What is LS?
Lichen sclerosus (LS) is a benign, chronic, progressive condition affecting the skin of the vulva, which is characterized by severe inflammation, changes to skin thickness (thinning or thickening) and hypo-pigmentation (loss of pigment), scarring down of the vulvar tissues such as the clitoral hood, and loss of vulvar anatomy (including partial or total resorption of the labia minora) if left untreated. These skin and anatomical changes are accompanied by symptoms of itching, burning and pain. Women with vulvar LS are at increased risk of developing squamous cell cancer (SCC) of the vulva.

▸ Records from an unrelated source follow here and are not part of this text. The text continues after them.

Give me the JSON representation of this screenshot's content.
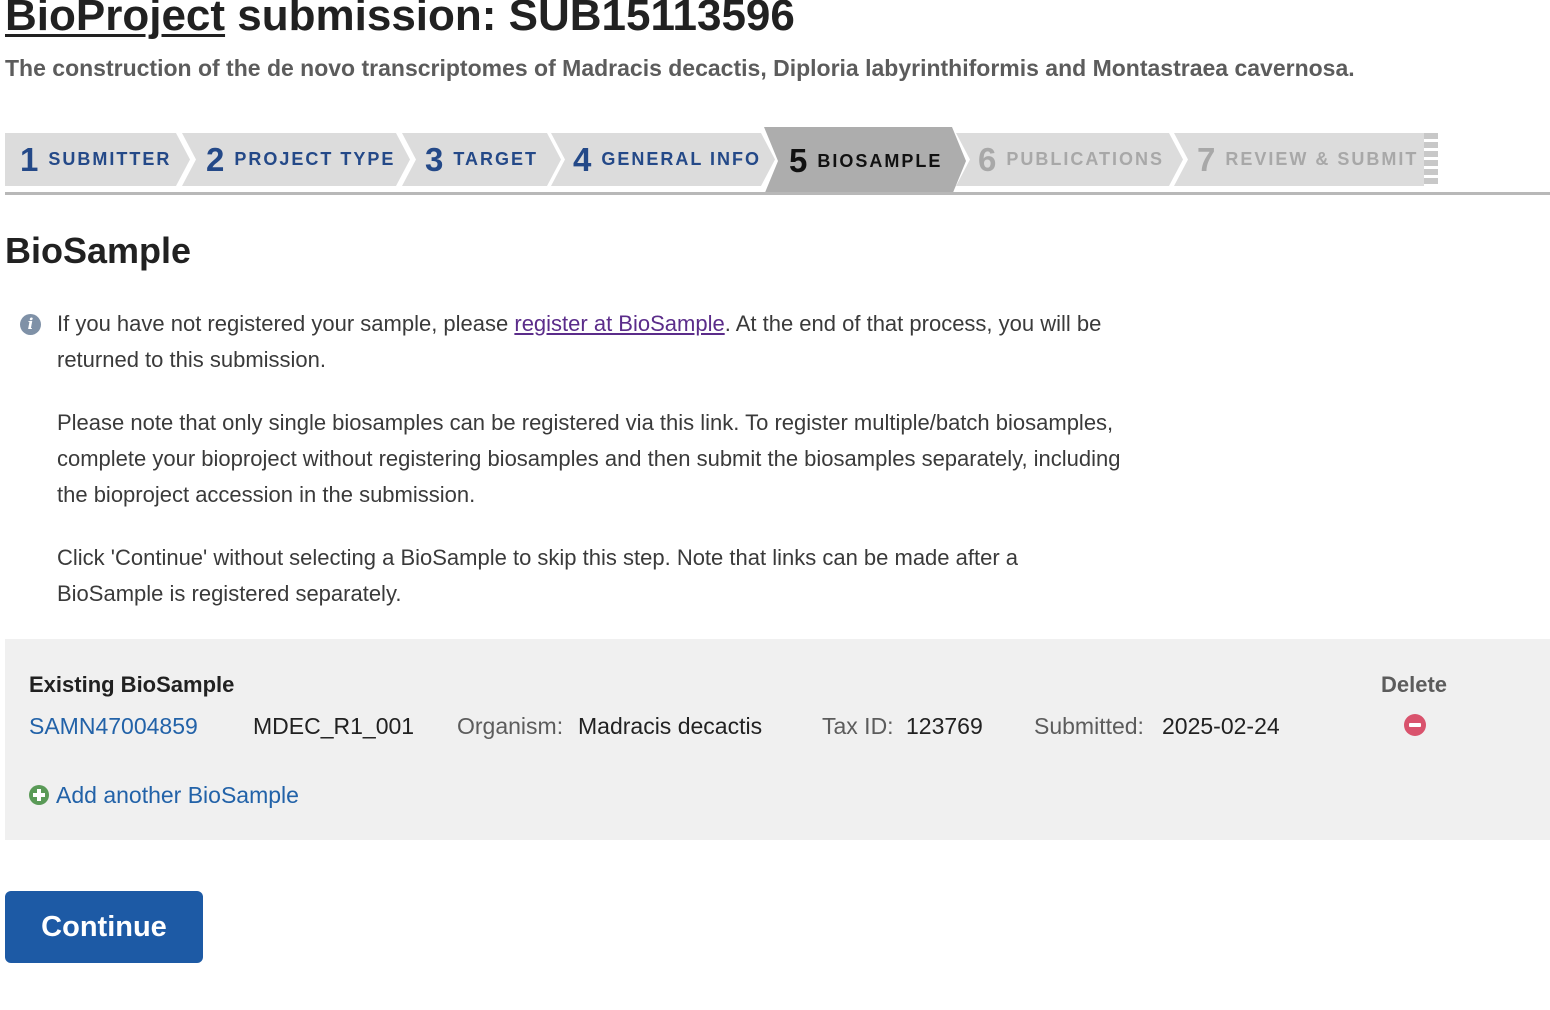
{
  "header": {
    "title_link": "BioProject",
    "title_rest": " submission: SUB15113596",
    "subtitle": "The construction of the de novo transcriptomes of Madracis decactis, Diploria labyrinthiformis and Montastraea cavernosa."
  },
  "steps": [
    {
      "num": "1",
      "label": "SUBMITTER",
      "state": "done"
    },
    {
      "num": "2",
      "label": "PROJECT TYPE",
      "state": "done"
    },
    {
      "num": "3",
      "label": "TARGET",
      "state": "done"
    },
    {
      "num": "4",
      "label": "GENERAL INFO",
      "state": "done"
    },
    {
      "num": "5",
      "label": "BIOSAMPLE",
      "state": "active"
    },
    {
      "num": "6",
      "label": "PUBLICATIONS",
      "state": "todo"
    },
    {
      "num": "7",
      "label": "REVIEW & SUBMIT",
      "state": "todo"
    }
  ],
  "section": {
    "title": "BioSample"
  },
  "info": {
    "icon": "info-icon",
    "p1_before": "If you have not registered your sample, please ",
    "p1_link": "register at BioSample",
    "p1_after": ". At the end of that process, you will be returned to this submission.",
    "p2": "Please note that only single biosamples can be registered via this link. To register multiple/batch biosamples, complete your bioproject without registering biosamples and then submit the biosamples separately, including the bioproject accession in the submission.",
    "p3": "Click 'Continue' without selecting a BioSample to skip this step. Note that links can be made after a BioSample is registered separately."
  },
  "samples": {
    "header_existing": "Existing BioSample",
    "header_delete": "Delete",
    "row": {
      "accession": "SAMN47004859",
      "sample_name": "MDEC_R1_001",
      "organism_label": "Organism:",
      "organism": "Madracis decactis",
      "taxid_label": "Tax ID:",
      "taxid": "123769",
      "submitted_label": "Submitted:",
      "submitted": "2025-02-24"
    },
    "add_label": "Add another BioSample"
  },
  "actions": {
    "continue_label": "Continue"
  },
  "colors": {
    "step_done": "#244988",
    "link": "#2262a8",
    "delete": "#d9536d",
    "add": "#5a9a57",
    "button": "#1d5aa5"
  }
}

LS typically occurs in the ano-genital area: with 85-98% of cases affecting the vulva, perineal, and peri-anal area, but it can occur on other skin areas. Vulvar LS can occur at any age, from infancy to elder age, but usually two peaks of onset: pre-pubertal girls and peri-menopausal or post-menopausal women.

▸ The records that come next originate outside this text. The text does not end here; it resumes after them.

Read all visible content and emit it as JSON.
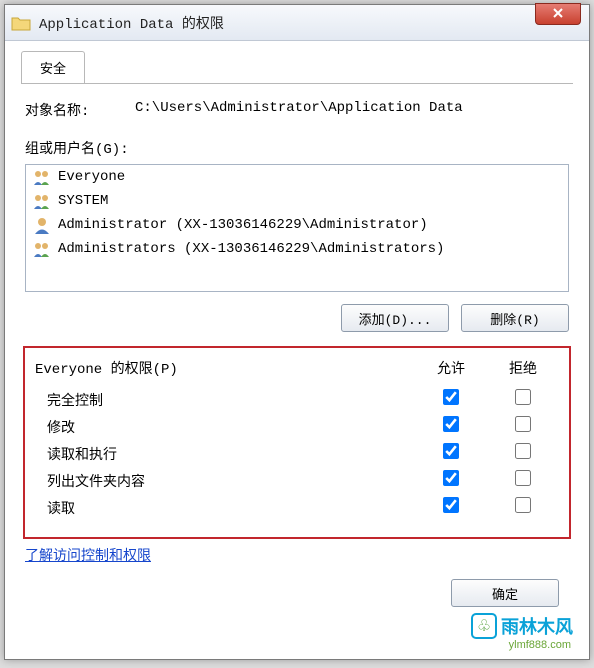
{
  "window": {
    "title": "Application Data 的权限"
  },
  "tabs": {
    "security": "安全"
  },
  "object": {
    "label": "对象名称:",
    "value": "C:\\Users\\Administrator\\Application Data"
  },
  "groups": {
    "label": "组或用户名(G):",
    "items": [
      {
        "name": "Everyone"
      },
      {
        "name": "SYSTEM"
      },
      {
        "name": "Administrator (XX-13036146229\\Administrator)"
      },
      {
        "name": "Administrators (XX-13036146229\\Administrators)"
      }
    ]
  },
  "buttons": {
    "add": "添加(D)...",
    "remove": "删除(R)",
    "ok": "确定"
  },
  "permissions": {
    "header_label": "Everyone 的权限(P)",
    "col_allow": "允许",
    "col_deny": "拒绝",
    "rows": [
      {
        "name": "完全控制",
        "allow": true,
        "deny": false
      },
      {
        "name": "修改",
        "allow": true,
        "deny": false
      },
      {
        "name": "读取和执行",
        "allow": true,
        "deny": false
      },
      {
        "name": "列出文件夹内容",
        "allow": true,
        "deny": false
      },
      {
        "name": "读取",
        "allow": true,
        "deny": false
      }
    ]
  },
  "link": {
    "text": "了解访问控制和权限"
  },
  "brand": {
    "text": "雨林木风",
    "sub": "ylmf888.com"
  }
}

Once present, condition is chronic and lifelong: there is no cure, but there are safe, effective, and well-established treatments. Early diagnosis and appropriate treatment is important to prevent transformation to cancer of the vulva, and also to prevent pain, scarring, psychosocial distress and sexual dysfunction that often accompanies the disfiguring physical changes and discomfort associated with untreated LS. These changes can be prevented, and in some cases reversed (to a certain degree) with treatment.
What Causes LS?
The cause of LS is unknown. Proposed mechanisms include genetic factors, hormonal factors, auto-immunity, and cell- and vulvar-specific factors.
How is LS Diagnosed?
LS may be diagnosed clinically based on a physical exam by a physician, who may take a small biopsy to confirm the condition.
How is LS Treated?
The treatment with the best evidence for safety and efficacy is topical corticosteroids (of appropriate strength), prescribed based on the severity and course in the disease, which usually needs to be used life-long, at a frequency recommended by your physician, in conjunction with regular follow-up.
On her podcast, The Vulva Diaries, Toronto-based gynaecologist and President of the International Society for the Study of Vulvovaginal Disease (ISSVD), Dr. Amanda Selk weighs in with dermatologist and expert in lichen sclerosus, Dr. Gayle Fischer, about the new and best treatments for this chronic condition. Bottom line? Topical steroids remain the treatment of choice. Newer treatments such as topical calcineurin inhibitors, laser therapy, platelet rich plasma injections do not have the same level of evidence for effectiveness to support their use as first-line treatment. There is no evidence to support the use of natural remedies to treat LS.